Well, my initiation wasn’t in the trade union at all. It was in the political movement. At the age of fifteen I decided that the world was wrong and I wanted to put it right, virtually overnight if possible. I did two things. First of all I wrote to the Labour Party and asked them if there was any youth organization which I could belong to, or if there was any association at all where I could play a part. Additionally I wrote to the British-Soviet Friendship Society; I was reading the Daily Worker at this time, and asked them if I could join because I wanted to further friendship between peoples. I got a reply from them but I didn’t get a reply from the Labour Party in spite of two more letters. I thought here I am, I want to contribute to a world where I know everything’s wrong and I want to try to put it right, at least play my part. I read Jack London’s novel the Iron Heel and many other of his works. I think he was more responsible for me being a socialist than anything. I was shocked that we can have a world of plenty and
My father was never a union official, but he was always active. He never had any prominence in a sense of being a figure in local government or politics and yet I suppose he’s one of the best-read people I’ve ever met in my life. I owe more to my father than anybody else for my introduction into the trade union movement. And even today if I have a problem I think it’s a very good thing to discuss it with my father because I get a lot of common sense from him—a really detached view of the situation; and invariably it’s the right sort of decision he produces. I began to be very active in the Campaign for Nuclear Disarmament and was chairman of the Yorkshire district. I went to the Soviet Union to the World Youth Festival, met Khruschev and a lot of other leaders and played an important international role in the Young Communist League.
I went on very actively in the Young Communist League until I was about eighteen years of age; and then I gradually began to be interested in the union itself because it appeared to me that; irrespective of what I did politically in the Young Communist League or the Labour League of Youth as it then was, the Labour or Communist Party or any other political organization, the real power—and I say that in the best possible sense—the real power lay either with the working classes or with the ruling classes. Now the working classes were obviously identified with the trade union movement and not directly identified with the Labour Party which in my opinion had, and indeed still has, lost complete contact with the basic problems of the movement and the rank and file. And so I started to attend union meetings; I’ll never forget the first one. I stood on my feet and started to speak and I thought I was making a very good contribution; but the leadership of the pit, which is a very large one of 2,700 men, stood up, walked out and left me speaking to myself. What a fantastic state of affairs. This was just a forerunner of what was to happen to me over the years at the pit. I suffered terribly as a result of the right-wing domination. My pit was even more of a right-wing centre than you can imagine. It made some of the antics in the etu look like Sunday school. The leadership were responsible for some of
It was a combination of both. The branch arranged the meetings on a Friday when we couldn’t attend because we were on awkward shifts. We were young, we were militant and putting forward a line which they didn’t like, and so the only way they could think of stopping us was preventing us attending the meetings.
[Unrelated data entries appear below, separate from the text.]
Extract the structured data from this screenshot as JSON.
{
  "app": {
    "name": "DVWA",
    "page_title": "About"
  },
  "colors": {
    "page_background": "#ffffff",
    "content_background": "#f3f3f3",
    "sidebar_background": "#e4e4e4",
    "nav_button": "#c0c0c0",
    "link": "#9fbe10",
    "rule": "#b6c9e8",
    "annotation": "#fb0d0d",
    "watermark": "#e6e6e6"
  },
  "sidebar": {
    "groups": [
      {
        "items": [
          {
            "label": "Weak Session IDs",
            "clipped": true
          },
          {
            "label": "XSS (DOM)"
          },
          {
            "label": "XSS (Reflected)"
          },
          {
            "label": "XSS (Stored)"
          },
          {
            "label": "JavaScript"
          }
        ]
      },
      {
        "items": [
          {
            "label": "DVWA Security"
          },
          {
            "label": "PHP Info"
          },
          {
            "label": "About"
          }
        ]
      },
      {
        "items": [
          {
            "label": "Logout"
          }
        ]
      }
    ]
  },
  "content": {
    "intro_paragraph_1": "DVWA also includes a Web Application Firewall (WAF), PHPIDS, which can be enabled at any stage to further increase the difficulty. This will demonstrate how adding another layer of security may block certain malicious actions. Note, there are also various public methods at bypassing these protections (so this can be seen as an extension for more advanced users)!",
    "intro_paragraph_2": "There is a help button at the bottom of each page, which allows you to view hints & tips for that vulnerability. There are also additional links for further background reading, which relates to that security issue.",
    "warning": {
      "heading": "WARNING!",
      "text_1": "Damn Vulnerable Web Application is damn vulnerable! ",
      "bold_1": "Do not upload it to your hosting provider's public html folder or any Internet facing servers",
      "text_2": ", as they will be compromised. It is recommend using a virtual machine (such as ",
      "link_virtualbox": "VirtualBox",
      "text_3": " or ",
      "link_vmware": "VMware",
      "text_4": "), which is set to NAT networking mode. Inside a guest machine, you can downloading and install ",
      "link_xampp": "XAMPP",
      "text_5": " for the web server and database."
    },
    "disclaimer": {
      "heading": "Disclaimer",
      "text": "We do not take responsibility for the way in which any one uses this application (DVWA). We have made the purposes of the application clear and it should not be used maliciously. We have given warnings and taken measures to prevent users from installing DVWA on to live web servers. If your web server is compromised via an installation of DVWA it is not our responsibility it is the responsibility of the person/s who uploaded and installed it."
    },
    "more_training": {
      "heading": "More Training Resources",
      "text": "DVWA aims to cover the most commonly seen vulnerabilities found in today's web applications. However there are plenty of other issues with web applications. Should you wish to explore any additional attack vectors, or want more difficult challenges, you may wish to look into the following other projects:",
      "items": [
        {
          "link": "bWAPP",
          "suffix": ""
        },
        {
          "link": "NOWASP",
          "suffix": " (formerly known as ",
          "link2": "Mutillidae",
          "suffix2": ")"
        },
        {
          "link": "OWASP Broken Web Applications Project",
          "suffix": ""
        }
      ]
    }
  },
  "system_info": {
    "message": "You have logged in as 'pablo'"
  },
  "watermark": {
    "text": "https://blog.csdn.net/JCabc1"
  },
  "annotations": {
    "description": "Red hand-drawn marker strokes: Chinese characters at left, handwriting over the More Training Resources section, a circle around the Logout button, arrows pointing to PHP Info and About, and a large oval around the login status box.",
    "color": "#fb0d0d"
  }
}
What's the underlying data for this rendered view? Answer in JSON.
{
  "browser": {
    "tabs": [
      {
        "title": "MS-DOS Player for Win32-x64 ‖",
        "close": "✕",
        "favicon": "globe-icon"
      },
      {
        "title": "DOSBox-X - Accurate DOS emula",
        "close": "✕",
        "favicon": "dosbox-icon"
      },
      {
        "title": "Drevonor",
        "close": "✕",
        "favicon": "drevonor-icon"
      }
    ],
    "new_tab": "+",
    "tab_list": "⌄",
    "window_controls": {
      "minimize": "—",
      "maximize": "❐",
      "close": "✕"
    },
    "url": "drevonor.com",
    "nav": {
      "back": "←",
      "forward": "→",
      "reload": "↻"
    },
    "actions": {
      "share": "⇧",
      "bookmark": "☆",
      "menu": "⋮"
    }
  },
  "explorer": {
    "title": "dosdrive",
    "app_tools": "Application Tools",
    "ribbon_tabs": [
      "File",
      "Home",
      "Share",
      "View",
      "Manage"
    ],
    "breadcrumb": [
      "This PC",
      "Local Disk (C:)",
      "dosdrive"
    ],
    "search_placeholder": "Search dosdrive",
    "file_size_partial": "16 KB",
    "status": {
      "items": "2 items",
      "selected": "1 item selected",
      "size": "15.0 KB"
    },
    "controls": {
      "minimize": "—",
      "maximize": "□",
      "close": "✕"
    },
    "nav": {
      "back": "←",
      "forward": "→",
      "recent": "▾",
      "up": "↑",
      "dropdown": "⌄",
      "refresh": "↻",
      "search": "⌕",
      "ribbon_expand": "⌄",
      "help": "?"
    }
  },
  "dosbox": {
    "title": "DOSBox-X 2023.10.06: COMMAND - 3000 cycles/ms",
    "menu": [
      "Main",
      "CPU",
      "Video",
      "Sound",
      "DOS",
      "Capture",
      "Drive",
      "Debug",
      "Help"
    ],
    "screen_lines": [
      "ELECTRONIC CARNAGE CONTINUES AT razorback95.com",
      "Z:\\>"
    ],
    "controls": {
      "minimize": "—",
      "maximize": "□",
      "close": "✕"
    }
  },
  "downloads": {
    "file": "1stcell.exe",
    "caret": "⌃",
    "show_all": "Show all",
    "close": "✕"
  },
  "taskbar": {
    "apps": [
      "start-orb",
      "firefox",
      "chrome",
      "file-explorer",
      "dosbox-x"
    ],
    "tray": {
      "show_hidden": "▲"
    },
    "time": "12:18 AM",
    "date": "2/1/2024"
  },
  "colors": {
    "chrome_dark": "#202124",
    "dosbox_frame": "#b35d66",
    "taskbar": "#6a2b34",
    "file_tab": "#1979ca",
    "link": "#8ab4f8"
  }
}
No, it was a very broad militant and progressive group of young miners at the colliery. In fact many of them had no political convictions at all, apart from the fact that they could see injustice. They didn’t accept that this should be the order of the day and they were determined to put it right. This went on for several years. Finally I led a strike at the pit over the question of training and I was expelled from the union at local level. It took the intervention of the Area President of the num to get me reinstated. It was ironic that the right wing at that time had guards on the door of the branch meeting and wouldn’t allow me to enter the room. This may seem incredible to you. This can be checked with anyone. There are people around who were there. In fact, some of them who were guarding the door! So here was a young man of eighteen years of age, being denied the right, physically, even to go to his own branch meeting. This was the sort of experience I have in the trade-union movement.
I was beginning to understand at this time the biggest problem facing
A whole host of demands. Within the union we demanded a youth conference. We argued that young people had a right to be part of the union in an active way and not just be tolerated. We had the right as youngsters to be active in the union in the sense of being participants on the branch committee, even if it was only in the role of an observer. I am still of this opinion today. I think the sooner that this comes about in the whole of the movement, the better for our movement. Once you involve young people, then inevitably you will win them for progressive policies and for maximum participation.